March 2017


JAMA Pediatr. 2017;171(3):207. doi:10.1001/jamapediatrics.2016.3093

Abusive head trauma accounts for most deaths because of physical abuse and most serious head injuries among infants. Dias and colleagues evaluated a statewide shaken baby prevention program in Pennsylvania among parents of all newborn infants. There was no difference in the rates of hospitalization for abusive head trauma over the intervention period in Pennsylvania compared with those of 5 other states. The accompanying editorial by Leventhal et al discussed the need to move beyond mother-focused, antishaking education during the postpartum period to prevent the potentially devastating injuries of abusive head trauma.

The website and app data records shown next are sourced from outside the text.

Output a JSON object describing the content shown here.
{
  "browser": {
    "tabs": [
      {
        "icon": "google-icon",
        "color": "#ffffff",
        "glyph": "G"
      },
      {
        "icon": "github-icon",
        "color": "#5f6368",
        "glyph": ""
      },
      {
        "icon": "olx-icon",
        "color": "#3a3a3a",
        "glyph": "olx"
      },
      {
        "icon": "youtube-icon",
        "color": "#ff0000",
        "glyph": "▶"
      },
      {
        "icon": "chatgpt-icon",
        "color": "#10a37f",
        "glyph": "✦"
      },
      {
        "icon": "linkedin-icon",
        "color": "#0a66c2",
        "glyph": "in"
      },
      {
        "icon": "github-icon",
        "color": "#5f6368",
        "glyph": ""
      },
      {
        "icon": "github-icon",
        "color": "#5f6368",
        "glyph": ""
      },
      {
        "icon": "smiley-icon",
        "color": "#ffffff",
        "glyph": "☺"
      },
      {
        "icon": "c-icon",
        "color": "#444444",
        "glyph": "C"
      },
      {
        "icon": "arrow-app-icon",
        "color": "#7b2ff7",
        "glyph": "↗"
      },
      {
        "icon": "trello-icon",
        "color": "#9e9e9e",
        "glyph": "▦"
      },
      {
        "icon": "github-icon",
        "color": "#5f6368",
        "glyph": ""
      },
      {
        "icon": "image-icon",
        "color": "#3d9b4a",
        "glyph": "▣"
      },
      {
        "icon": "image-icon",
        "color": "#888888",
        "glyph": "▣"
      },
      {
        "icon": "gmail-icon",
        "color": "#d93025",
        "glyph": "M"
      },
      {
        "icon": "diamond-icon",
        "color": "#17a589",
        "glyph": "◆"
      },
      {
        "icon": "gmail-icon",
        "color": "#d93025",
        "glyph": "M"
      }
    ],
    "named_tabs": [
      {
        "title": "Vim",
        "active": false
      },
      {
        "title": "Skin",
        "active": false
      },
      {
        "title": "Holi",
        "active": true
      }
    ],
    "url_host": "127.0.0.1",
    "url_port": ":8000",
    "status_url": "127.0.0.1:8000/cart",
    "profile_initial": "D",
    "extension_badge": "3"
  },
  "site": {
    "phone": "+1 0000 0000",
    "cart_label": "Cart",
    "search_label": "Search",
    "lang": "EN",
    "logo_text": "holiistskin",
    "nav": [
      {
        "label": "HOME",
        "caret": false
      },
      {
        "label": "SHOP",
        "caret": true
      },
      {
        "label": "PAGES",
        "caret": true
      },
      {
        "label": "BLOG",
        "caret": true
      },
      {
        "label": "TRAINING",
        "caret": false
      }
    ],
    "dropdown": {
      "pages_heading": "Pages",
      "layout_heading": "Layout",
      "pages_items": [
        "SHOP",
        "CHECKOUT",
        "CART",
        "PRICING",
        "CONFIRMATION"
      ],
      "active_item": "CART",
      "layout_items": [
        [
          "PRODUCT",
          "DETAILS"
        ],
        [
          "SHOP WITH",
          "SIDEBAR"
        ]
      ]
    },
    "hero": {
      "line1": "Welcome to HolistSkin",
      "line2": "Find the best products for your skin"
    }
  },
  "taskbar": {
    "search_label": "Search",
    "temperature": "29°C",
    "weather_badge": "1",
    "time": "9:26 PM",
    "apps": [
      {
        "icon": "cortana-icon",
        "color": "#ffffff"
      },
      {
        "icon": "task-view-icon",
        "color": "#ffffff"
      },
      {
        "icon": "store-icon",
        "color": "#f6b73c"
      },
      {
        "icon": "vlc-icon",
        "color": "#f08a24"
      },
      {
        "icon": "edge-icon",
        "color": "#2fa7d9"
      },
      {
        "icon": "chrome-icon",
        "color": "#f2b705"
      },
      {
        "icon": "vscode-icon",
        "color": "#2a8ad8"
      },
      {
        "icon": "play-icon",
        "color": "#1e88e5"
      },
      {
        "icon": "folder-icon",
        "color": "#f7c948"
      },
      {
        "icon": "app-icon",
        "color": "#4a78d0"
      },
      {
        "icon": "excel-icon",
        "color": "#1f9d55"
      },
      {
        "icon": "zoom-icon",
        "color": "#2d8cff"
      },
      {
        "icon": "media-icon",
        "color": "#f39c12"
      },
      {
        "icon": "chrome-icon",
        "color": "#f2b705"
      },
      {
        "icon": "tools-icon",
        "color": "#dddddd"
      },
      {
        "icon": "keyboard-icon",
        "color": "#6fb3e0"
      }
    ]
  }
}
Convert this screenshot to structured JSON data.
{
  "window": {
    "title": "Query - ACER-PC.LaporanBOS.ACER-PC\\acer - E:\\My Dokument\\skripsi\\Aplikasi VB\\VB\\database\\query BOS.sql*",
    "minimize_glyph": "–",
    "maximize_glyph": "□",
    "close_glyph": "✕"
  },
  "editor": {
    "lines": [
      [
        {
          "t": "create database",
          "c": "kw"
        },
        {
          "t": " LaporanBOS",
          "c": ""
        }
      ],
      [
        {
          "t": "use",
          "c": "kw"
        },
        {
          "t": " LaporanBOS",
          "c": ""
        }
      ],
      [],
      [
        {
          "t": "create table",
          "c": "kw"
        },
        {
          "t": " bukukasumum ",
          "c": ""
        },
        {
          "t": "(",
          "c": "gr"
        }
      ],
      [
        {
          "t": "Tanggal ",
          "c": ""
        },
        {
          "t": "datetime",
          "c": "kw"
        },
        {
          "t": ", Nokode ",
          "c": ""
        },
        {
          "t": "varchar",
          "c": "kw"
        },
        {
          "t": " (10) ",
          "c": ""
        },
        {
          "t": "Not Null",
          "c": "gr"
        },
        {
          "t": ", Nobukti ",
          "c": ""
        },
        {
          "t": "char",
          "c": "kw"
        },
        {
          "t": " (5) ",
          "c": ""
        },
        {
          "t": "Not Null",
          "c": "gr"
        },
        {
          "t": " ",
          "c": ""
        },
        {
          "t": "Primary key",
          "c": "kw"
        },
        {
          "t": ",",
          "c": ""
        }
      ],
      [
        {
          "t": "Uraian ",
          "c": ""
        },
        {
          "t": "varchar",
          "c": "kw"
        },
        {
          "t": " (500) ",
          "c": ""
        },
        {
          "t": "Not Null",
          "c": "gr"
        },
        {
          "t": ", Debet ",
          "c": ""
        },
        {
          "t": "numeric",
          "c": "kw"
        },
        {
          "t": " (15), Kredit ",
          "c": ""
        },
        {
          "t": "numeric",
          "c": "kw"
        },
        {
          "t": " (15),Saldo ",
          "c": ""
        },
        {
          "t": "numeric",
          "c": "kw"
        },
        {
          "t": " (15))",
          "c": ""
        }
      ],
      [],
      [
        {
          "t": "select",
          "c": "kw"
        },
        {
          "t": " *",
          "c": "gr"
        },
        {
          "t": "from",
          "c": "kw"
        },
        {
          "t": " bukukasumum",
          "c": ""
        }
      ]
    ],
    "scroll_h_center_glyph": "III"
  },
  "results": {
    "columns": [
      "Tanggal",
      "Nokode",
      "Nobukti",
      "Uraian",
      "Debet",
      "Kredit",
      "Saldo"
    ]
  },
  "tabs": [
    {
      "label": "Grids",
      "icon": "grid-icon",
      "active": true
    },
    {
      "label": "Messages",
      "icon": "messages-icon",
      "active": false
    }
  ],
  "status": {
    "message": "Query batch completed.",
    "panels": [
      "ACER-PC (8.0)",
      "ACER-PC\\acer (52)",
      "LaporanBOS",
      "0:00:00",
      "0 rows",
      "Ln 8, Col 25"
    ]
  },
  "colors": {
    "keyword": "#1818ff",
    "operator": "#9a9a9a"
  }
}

Pregnant women infected with influenza A(H1N1) are at a substantially higher risk for hospitalization and intensive care hovel admissions with a disproportionately severe clinical course. In this large cohort study conducted in Denmark, 61 359 children were followed up from birth to age 5 years. Children exposed to the maternal influenza A(H1N1) vaccination in the first trimester were not more likely to be hospitalized during the first 5 years of life than unexposed children. Children of mothers vaccinated in the second or third trimester had a 7% lower risk of hospitalization, primarily a result of a reduced risk for infection-related hospitalizations. These results support the safety profile of the influenza A(H1N1) vaccine used during pregnancy.